What does this have to do with FERC? The Federal Energy Regulatory Commission has a role to play in deciding who has rights to put in pipelines and where - and therefore, who really has a "right" to the land in question. 

Learn more about FERC and land rights at a forum later this week in Elmira:
“Are You Being FERCed?,” sponsored by People for Healthy Environment,  Food and Water Watch, We Are Seneca Lake and the Finger Lakes Sierra Club, is a public forum set for April 21 to discuss land rights and the role of the Federal Energy Regulatory Commission in deciding who has rights to the land.
The forum will be held at 6 p.m. Trinity Episcopal Church, 304 N. Main Street, Elmira.
Topics for discussion will include riparian rights, eminent domain, the expansion of gas industry infrastructure, and FERC.
A discussion will follow with panelists Rachel Treichler, Yvonne Taylor, Joseph Campbell, and Keith Schue. Refreshments will be served.
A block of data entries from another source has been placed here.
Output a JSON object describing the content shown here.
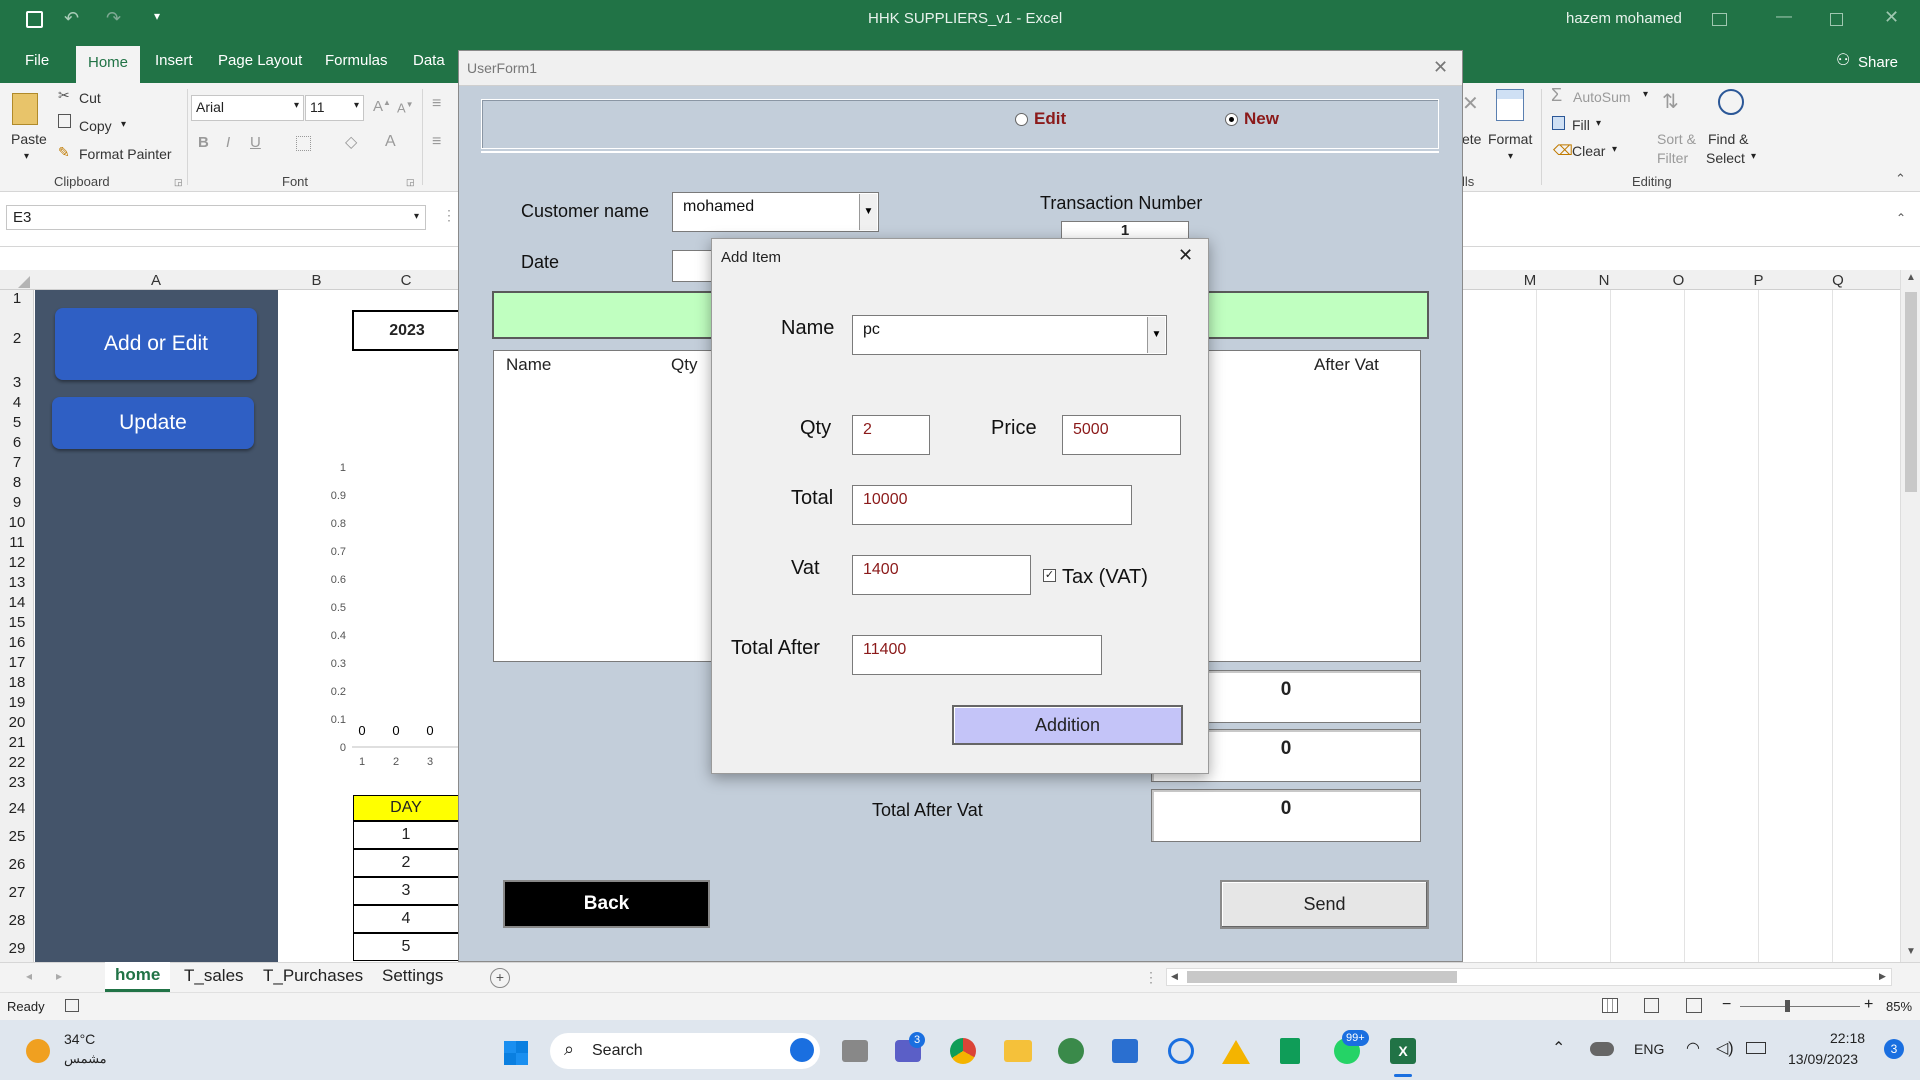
{
  "window": {
    "title": "HHK SUPPLIERS_v1  -  Excel",
    "user": "hazem mohamed",
    "share": "Share"
  },
  "ribbon": {
    "tabs": [
      "File",
      "Home",
      "Insert",
      "Page Layout",
      "Formulas",
      "Data"
    ],
    "clipboard": {
      "paste": "Paste",
      "cut": "Cut",
      "copy": "Copy",
      "format_painter": "Format Painter",
      "group": "Clipboard"
    },
    "font": {
      "family": "Arial",
      "size": "11",
      "group": "Font"
    },
    "cells": {
      "delete": "ete",
      "format": "Format",
      "group": "lls"
    },
    "editing": {
      "autosum": "AutoSum",
      "fill": "Fill",
      "clear": "Clear",
      "sort1": "Sort &",
      "sort2": "Filter",
      "find1": "Find &",
      "find2": "Select",
      "group": "Editing"
    }
  },
  "namebox": "E3",
  "columns": {
    "left": [
      "A",
      "B",
      "C"
    ],
    "right": [
      "M",
      "N",
      "O",
      "P",
      "Q"
    ]
  },
  "rows": [
    "1",
    "2",
    "3",
    "4",
    "5",
    "6",
    "7",
    "8",
    "9",
    "10",
    "11",
    "12",
    "13",
    "14",
    "15",
    "16",
    "17",
    "18",
    "19",
    "20",
    "21",
    "22",
    "23",
    "24",
    "25",
    "26",
    "27",
    "28",
    "29"
  ],
  "sheet": {
    "buttons": {
      "add_edit": "Add or Edit",
      "update": "Update"
    },
    "year": "2023",
    "day_header": "DAY",
    "days": [
      "1",
      "2",
      "3",
      "4",
      "5"
    ],
    "chart_data": {
      "type": "bar",
      "categories": [
        "1",
        "2",
        "3"
      ],
      "values": [
        0,
        0,
        0
      ],
      "data_labels": [
        "0",
        "0",
        "0"
      ],
      "ylim": [
        0,
        1
      ],
      "yticks": [
        "0",
        "0.1",
        "0.2",
        "0.3",
        "0.4",
        "0.5",
        "0.6",
        "0.7",
        "0.8",
        "0.9",
        "1"
      ]
    }
  },
  "sheet_tabs": [
    "home",
    "T_sales",
    "T_Purchases",
    "Settings"
  ],
  "status": {
    "ready": "Ready",
    "zoom": "85%"
  },
  "userform": {
    "title": "UserForm1",
    "edit": "Edit",
    "new": "New",
    "customer_label": "Customer name",
    "customer_value": "mohamed",
    "transaction_label": "Transaction Number",
    "transaction_value": "1",
    "date_label": "Date",
    "list_headers": {
      "name": "Name",
      "qty": "Qty",
      "after_vat": "After Vat"
    },
    "totals": [
      "0",
      "0",
      "0"
    ],
    "total_after_vat_label": "Total After Vat",
    "back": "Back",
    "send": "Send"
  },
  "add_item": {
    "title": "Add Item",
    "name_label": "Name",
    "name_value": "pc",
    "qty_label": "Qty",
    "qty_value": "2",
    "price_label": "Price",
    "price_value": "5000",
    "total_label": "Total",
    "total_value": "10000",
    "vat_label": "Vat",
    "vat_value": "1400",
    "tax_label": "Tax (VAT)",
    "total_after_label": "Total After",
    "total_after_value": "11400",
    "addition": "Addition"
  },
  "taskbar": {
    "temp": "34°C",
    "weather": "مشمس",
    "search": "Search",
    "lang": "ENG",
    "time": "22:18",
    "date": "13/09/2023",
    "badge1": "3",
    "badge2": "99+",
    "notif": "3"
  },
  "colors": {
    "excel_green": "#217346",
    "form_bg": "#c3ceda",
    "sheet_button": "#2f5fc4",
    "day_header": "#ffff00",
    "addition_btn": "#c4c4f8",
    "green_bar": "#c0ffc0"
  }
}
Friday, January 1, 2016

Oklahoma Sets New Earthquake Record

Last year Oklahoma recorded 857 quakes.  That’s more than all the remaining states (excluding Alaska) combined.
The previous year (2014) Oklahoma had a record-setting year logging in 585 quakes, after the 2013 record-setting year with 106 quakes. 

To end the year, a series of 2.9 or greater earthquakes shook the Edmond area, the northeast part of the Oklahoma City metropolitan area. Those quakes have at least one state legislator up in arms. “This has been going on for five years,” says State Rep. Richard Morrissette (D. 92). “At what point are we, the policy makers, going to address this issue and take it seriously? We need to shut these wells down.”

Morrissette claims the state’s Corporation Commission has the authority to act, but is doing nothing. "This is a preventable disaster that our policy makers at 23 and Lincoln and the Corporation Commission refuse to address, because they're afraid politically to act," he told local news reporters.

Or it could be that the energy companies are refusing to comply with the Commission’s directives. On December 2, the state sent out letters to six energy companies ordering them to reduce waste water disposal or shut their wells down all together. One company, Sandridge Energy, has refused to close the six problem wells.

letter to policy holder re: earthquakes
Residents left with cracked foundations and other damage wonder who’s going to pay. Some insurance companies have already said they will not offer coverage for man-made earthquakes, such as those caused by injection or fracking. Others will, but require their clients to buy endorsements to their homeowner’s policies.

You can read more about fracking-related earthquakes here and here.